• [Dataset entries]
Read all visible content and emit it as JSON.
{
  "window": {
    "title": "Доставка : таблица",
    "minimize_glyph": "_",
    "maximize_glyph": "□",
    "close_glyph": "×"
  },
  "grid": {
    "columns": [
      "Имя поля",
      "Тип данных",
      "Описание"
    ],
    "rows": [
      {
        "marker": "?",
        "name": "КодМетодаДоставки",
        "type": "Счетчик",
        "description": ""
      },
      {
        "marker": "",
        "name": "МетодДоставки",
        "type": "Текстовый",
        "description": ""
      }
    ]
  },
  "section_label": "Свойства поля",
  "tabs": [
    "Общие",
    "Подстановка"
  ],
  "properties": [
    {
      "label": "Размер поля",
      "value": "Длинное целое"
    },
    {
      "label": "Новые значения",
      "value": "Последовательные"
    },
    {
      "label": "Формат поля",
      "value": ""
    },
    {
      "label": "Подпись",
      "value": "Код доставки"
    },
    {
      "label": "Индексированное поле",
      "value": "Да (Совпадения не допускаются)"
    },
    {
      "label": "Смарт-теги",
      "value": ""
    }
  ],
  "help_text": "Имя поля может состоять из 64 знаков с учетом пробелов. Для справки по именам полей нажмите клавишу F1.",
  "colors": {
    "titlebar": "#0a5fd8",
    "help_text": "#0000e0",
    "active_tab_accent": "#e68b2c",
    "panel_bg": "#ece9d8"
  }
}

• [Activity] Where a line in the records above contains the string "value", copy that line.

• [Exercise output]
      "value": "Длинное целое"
      "value": "Последовательные"
      "value": ""
      "value": "Код доставки"
      "value": "Да (Совпадения не допускаются)"
      "value": ""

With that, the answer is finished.